Clear skies and mild temperatures in Bolivia’s Cochabamba Valley brought good news this week to Nuevo Mundo’s engineers and machine operators. With good weather they could continue to work from dawn until dusk as they press forward to finish as much runway work as possible before seasonal rains begin later in December. “The work is incredibly large”, says engineer Boris Rodriguez “but we’re making good progress.” He shared these photos and update with us.
Mano a Mano’s Largest Project to Date
This project, the largest undertaken by Mano a Mano to date, presents challenges that are unique to runway construction. One is the stringent set of specifications that must be met for safe aircraft landing.
What’s Needed for a Runway
- Materials must be of measurable hardness and resistance.
- The rock materials must be of varying sizes (granulometry) in order to form hard and compactable surfaces.
Fortunately, locally available materials meet these requirements.
Materials Required for the Correct Mixture Being Delivered to Site
The rock materials must be of varying sizes (granulometry) in order to form hard and compactable surfaces. This requirement presented us with significant challenges. The locally available material does not have the type of binder or clay needed for compacting. To address this problem, the crew takes the laborious step of mixing two dump trucks of crushed rock with one dump truck of fine rock and one of ceramic clay.

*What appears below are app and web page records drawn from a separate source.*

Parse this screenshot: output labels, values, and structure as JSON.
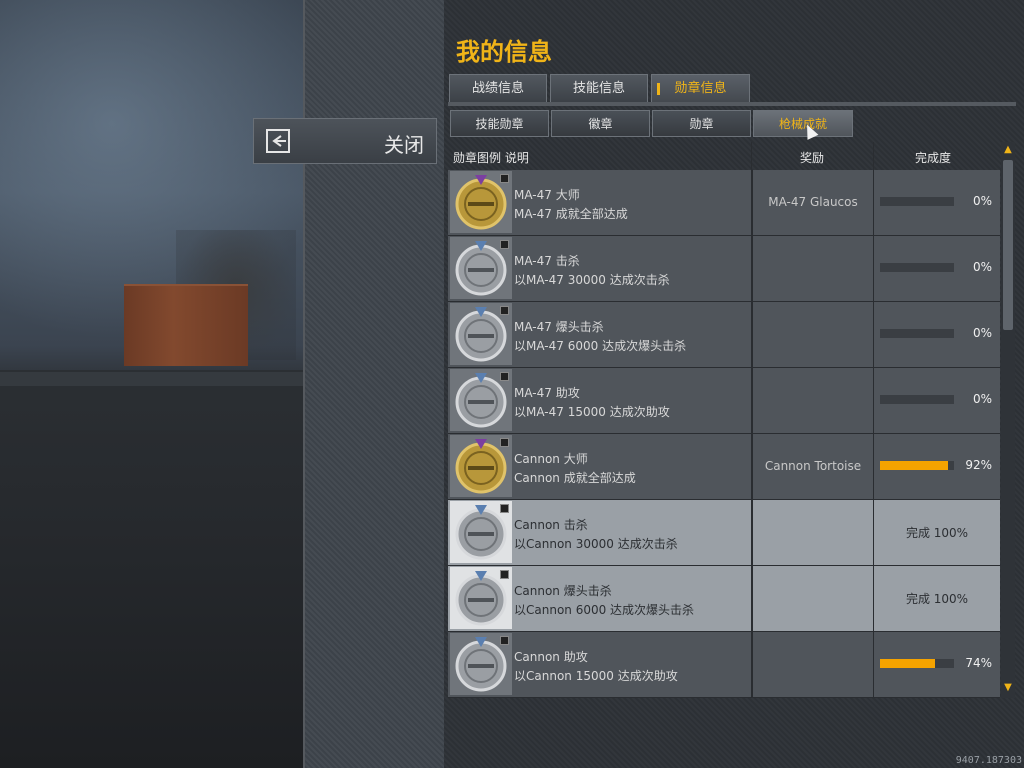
{
  "window": {
    "title": "我的信息"
  },
  "close": {
    "label": "关闭",
    "icon": "exit-icon"
  },
  "tabs": [
    {
      "label": "战绩信息",
      "active": false
    },
    {
      "label": "技能信息",
      "active": false
    },
    {
      "label": "勋章信息",
      "active": true
    }
  ],
  "subtabs": [
    {
      "label": "技能勋章",
      "active": false
    },
    {
      "label": "徽章",
      "active": false
    },
    {
      "label": "勋章",
      "active": false
    },
    {
      "label": "枪械成就",
      "active": true
    }
  ],
  "table": {
    "headers": {
      "medal_desc": "勋章图例 说明",
      "reward": "奖励",
      "completion": "完成度"
    },
    "rows": [
      {
        "name": "MA-47 大师",
        "desc": "MA-47 成就全部达成",
        "reward": "MA-47 Glaucos",
        "progress": 0,
        "pct": "0%",
        "done": false,
        "medal": "gold-medal-icon"
      },
      {
        "name": "MA-47 击杀",
        "desc": "以MA-47 30000 达成次击杀",
        "reward": "",
        "progress": 0,
        "pct": "0%",
        "done": false,
        "medal": "silver-medal-icon"
      },
      {
        "name": "MA-47 爆头击杀",
        "desc": "以MA-47 6000 达成次爆头击杀",
        "reward": "",
        "progress": 0,
        "pct": "0%",
        "done": false,
        "medal": "silver-medal-icon"
      },
      {
        "name": "MA-47 助攻",
        "desc": "以MA-47 15000 达成次助攻",
        "reward": "",
        "progress": 0,
        "pct": "0%",
        "done": false,
        "medal": "silver-medal-icon"
      },
      {
        "name": "Cannon 大师",
        "desc": "Cannon 成就全部达成",
        "reward": "Cannon Tortoise",
        "progress": 92,
        "pct": "92%",
        "done": false,
        "medal": "gold-medal-icon"
      },
      {
        "name": "Cannon 击杀",
        "desc": "以Cannon 30000 达成次击杀",
        "reward": "",
        "progress": 100,
        "pct": "完成 100%",
        "done": true,
        "medal": "silver-medal-icon"
      },
      {
        "name": "Cannon 爆头击杀",
        "desc": "以Cannon 6000 达成次爆头击杀",
        "reward": "",
        "progress": 100,
        "pct": "完成 100%",
        "done": true,
        "medal": "silver-medal-icon"
      },
      {
        "name": "Cannon 助攻",
        "desc": "以Cannon 15000 达成次助攻",
        "reward": "",
        "progress": 74,
        "pct": "74%",
        "done": false,
        "medal": "silver-medal-icon"
      }
    ]
  },
  "footer": {
    "build": "9407.187303"
  },
  "colors": {
    "accent": "#f0b418",
    "progress": "#f5a300"
  }
}
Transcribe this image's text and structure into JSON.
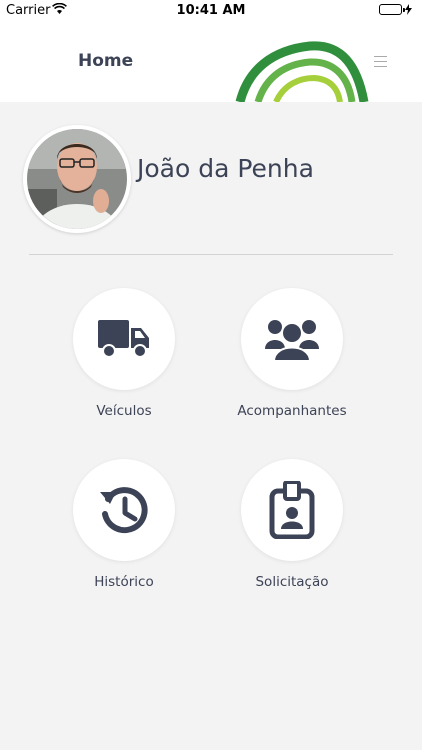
{
  "status_bar": {
    "carrier": "Carrier",
    "time": "10:41 AM"
  },
  "header": {
    "title": "Home"
  },
  "profile": {
    "name": "João da Penha"
  },
  "menu": [
    {
      "label": "Veículos",
      "icon": "truck-icon"
    },
    {
      "label": "Acompanhantes",
      "icon": "group-icon"
    },
    {
      "label": "Histórico",
      "icon": "history-icon"
    },
    {
      "label": "Solicitação",
      "icon": "id-badge-icon"
    }
  ],
  "colors": {
    "icon": "#3d4356",
    "logo_green": "#3a9a3a",
    "logo_light": "#a3cf3a"
  }
}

This recipe produces a composition of materials that will hold and bind together.
Completed Runway Will Be 3,600 Feet in Length
The 75-foot-wide runway is worked in 1,000-foot-long segments, in 6-inch-thick increments. The completed runway will measure about 3,600 feet in length.
- Installing Tubing for Potable Water in Chirusi Rosario
- Building The Runway – One Layer at a Time
- The Difference Upgraded Heavy Equipment Can Make
- Work Continues on Mano a Mano’s Runway at the Punata Regional Complex
- Working on Water Projects in Cliza and Islas Malvinas
- Transporting Heavy Equipment in Bolivia Takes Hard Work (and Many Repairs)
- Mano a Mano Technical Training Programs for Construction and Aviation